WEIGHT: 64 kg
Services: Massage classic, Lesbi-show soft, Receiving Oral, Facial, Sex lesbian
Does he think state authoritarianism will enable China or some of these Arab countries with large sovereign wealth funds to control the world economy? Bremmer looks at the East-West theme largely through a political lens. If nothing else changes, we are witnessing the decline of Western supremacy.
In that sense they have a bigger utility function — one with a longer term horizon instead of a myopic view. I found this type of perspective very interesting. However, I think Ian would argue that there are still very big economic risks to the success of the emerging world that could cause things to unravel. What do you mean? To give you a specific example, I think Ian would say and many economists would agree that one of the key reasons that China has done extremely well is because her wages have been very low.

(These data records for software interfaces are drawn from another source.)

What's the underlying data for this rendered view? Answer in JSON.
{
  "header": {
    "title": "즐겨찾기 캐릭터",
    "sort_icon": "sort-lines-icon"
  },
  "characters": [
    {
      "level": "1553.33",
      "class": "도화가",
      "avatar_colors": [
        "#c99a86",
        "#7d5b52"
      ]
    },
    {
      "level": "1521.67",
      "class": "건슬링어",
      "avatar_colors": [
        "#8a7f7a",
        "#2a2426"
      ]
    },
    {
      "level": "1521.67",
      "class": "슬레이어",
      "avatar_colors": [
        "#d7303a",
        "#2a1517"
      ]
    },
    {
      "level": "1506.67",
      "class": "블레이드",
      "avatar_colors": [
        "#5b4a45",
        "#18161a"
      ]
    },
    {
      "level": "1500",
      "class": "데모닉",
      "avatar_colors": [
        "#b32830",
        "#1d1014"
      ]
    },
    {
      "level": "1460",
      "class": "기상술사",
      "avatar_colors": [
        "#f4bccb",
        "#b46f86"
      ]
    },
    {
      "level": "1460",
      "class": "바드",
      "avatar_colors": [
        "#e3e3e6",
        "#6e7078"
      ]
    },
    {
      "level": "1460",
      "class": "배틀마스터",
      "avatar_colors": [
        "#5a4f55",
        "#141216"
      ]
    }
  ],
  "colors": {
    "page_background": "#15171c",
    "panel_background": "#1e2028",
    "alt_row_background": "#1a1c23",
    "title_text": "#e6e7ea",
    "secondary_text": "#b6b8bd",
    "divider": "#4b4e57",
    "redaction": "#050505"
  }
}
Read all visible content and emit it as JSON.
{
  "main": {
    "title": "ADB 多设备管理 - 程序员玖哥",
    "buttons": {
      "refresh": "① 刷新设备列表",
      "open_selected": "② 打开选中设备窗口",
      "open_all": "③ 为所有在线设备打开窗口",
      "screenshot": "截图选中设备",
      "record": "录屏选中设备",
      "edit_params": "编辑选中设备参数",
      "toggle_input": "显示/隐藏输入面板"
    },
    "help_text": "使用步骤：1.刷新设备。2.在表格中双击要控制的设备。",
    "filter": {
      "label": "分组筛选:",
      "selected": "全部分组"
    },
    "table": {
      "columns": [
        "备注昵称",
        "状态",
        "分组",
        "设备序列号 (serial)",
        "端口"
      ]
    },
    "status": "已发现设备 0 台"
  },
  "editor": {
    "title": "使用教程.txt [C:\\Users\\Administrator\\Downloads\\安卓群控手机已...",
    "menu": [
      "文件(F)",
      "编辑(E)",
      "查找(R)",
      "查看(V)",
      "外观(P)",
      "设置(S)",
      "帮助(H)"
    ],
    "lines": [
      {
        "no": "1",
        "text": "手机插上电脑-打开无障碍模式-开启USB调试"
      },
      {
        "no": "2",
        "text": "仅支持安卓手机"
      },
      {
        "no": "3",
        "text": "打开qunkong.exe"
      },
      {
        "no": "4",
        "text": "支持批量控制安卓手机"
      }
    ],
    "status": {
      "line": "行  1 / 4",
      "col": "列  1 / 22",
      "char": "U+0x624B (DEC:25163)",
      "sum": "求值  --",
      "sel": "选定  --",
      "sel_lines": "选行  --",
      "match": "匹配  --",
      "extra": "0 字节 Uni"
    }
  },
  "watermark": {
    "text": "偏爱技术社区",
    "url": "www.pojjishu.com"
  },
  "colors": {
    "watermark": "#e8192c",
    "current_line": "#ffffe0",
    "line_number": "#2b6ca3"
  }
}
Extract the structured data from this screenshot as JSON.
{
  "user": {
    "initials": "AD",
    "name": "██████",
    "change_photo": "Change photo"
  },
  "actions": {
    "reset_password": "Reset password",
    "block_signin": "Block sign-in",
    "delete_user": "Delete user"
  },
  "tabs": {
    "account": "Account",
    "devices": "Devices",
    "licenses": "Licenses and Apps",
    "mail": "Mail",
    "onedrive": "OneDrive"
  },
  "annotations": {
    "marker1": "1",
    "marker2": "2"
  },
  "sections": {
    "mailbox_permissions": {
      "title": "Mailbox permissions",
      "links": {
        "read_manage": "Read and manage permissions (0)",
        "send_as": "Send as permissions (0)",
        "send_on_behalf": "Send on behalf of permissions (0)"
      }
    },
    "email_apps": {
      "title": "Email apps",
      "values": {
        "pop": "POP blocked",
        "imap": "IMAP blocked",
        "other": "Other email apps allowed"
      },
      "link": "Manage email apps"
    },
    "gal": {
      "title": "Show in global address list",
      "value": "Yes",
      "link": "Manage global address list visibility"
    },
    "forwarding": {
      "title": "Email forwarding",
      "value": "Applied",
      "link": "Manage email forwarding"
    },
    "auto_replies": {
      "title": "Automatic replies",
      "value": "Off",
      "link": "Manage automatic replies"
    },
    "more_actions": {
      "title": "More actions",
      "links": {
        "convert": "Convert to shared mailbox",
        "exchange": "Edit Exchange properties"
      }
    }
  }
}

A confluence of factors — low wages, a large population and state-controlled capitalism — have worked well for China. At very minimum, these three factors have made it possible for China to perform phenomenally.
And even though you have state capitalism, there is still a risk that the whole thing falls apart. In an environment where wages are rising fast, you end up not only with inflationary pressure but widening income inequalities, and this can be very problematic for the state capitalism model. I think Ian, like most of us, would say that China is not out of the woods. Do you sympathise with his idea that state authoritarianism has advantages?

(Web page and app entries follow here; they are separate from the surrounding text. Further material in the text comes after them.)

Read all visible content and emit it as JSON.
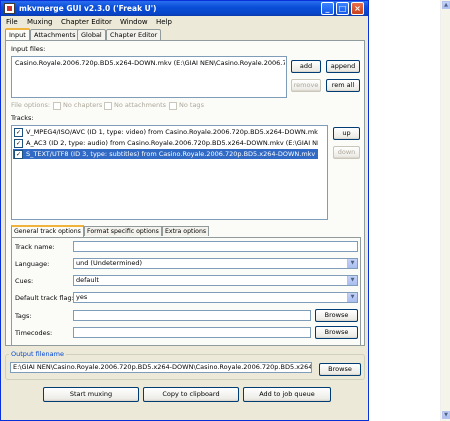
{
  "window": {
    "title": "mkvmerge GUI v2.3.0 ('Freak U')",
    "controls": {
      "minimize": "_",
      "maximize": "□",
      "close": "×"
    }
  },
  "menu": [
    "File",
    "Muxing",
    "Chapter Editor",
    "Window",
    "Help"
  ],
  "tabs": [
    "Input",
    "Attachments",
    "Global",
    "Chapter Editor"
  ],
  "input_files": {
    "label": "Input files:",
    "items": [
      "Casino.Royale.2006.720p.BD5.x264-DOWN.mkv (E:\\GIAI NEN\\Casino.Royale.2006.720p"
    ],
    "buttons": {
      "add": "add",
      "append": "append",
      "remove": "remove",
      "rem_all": "rem all"
    }
  },
  "file_options": {
    "label": "File options:",
    "no_chapters": "No chapters",
    "no_attachments": "No attachments",
    "no_tags": "No tags"
  },
  "tracks": {
    "label": "Tracks:",
    "items": [
      {
        "text": "V_MPEG4/ISO/AVC (ID 1, type: video) from Casino.Royale.2006.720p.BD5.x264-DOWN.mkv (E:\\GIAI NEN\\Ca",
        "checked": "✓",
        "selected": false
      },
      {
        "text": "A_AC3 (ID 2, type: audio) from Casino.Royale.2006.720p.BD5.x264-DOWN.mkv (E:\\GIAI NEN\\Casino.Roya",
        "checked": "✓",
        "selected": false
      },
      {
        "text": "S_TEXT/UTF8 (ID 3, type: subtitles) from Casino.Royale.2006.720p.BD5.x264-DOWN.mkv (E:\\GIAI NEN\\C",
        "checked": "✓",
        "selected": true
      }
    ],
    "buttons": {
      "up": "up",
      "down": "down"
    }
  },
  "track_tabs": [
    "General track options",
    "Format specific options",
    "Extra options"
  ],
  "track_options": {
    "track_name": {
      "label": "Track name:",
      "value": ""
    },
    "language": {
      "label": "Language:",
      "value": "und (Undetermined)"
    },
    "cues": {
      "label": "Cues:",
      "value": "default"
    },
    "default_flag": {
      "label": "Default track flag:",
      "value": "yes"
    },
    "tags": {
      "label": "Tags:",
      "value": "",
      "browse": "Browse"
    },
    "timecodes": {
      "label": "Timecodes:",
      "value": "",
      "browse": "Browse"
    }
  },
  "output": {
    "label": "Output filename",
    "value": "E:\\GIAI NEN\\Casino.Royale.2006.720p.BD5.x264-DOWN\\Casino.Royale.2006.720p.BD5.x264-DOWN.mkv",
    "browse": "Browse"
  },
  "actions": {
    "start": "Start muxing",
    "copy": "Copy to clipboard",
    "queue": "Add to job queue"
  },
  "icons": {
    "app": "mkvmerge-icon",
    "dropdown": "▼",
    "scroll_up": "▲",
    "scroll_down": "▼"
  },
  "colors": {
    "titlebar": "#0a4fd8",
    "selection": "#316ac5",
    "tab_highlight": "#f0b43c"
  }
}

China is not democratic, nor is Singapore, nor was Chile in the manner in which we define democratic process. There are numerous countries around the world that have achieved long-term, sustained economic growth and lifted millions of people out of poverty without living in a classical democracy. The question is, as a long-term strategy is it possible for countries to have sustained economic growth with a large role for the state?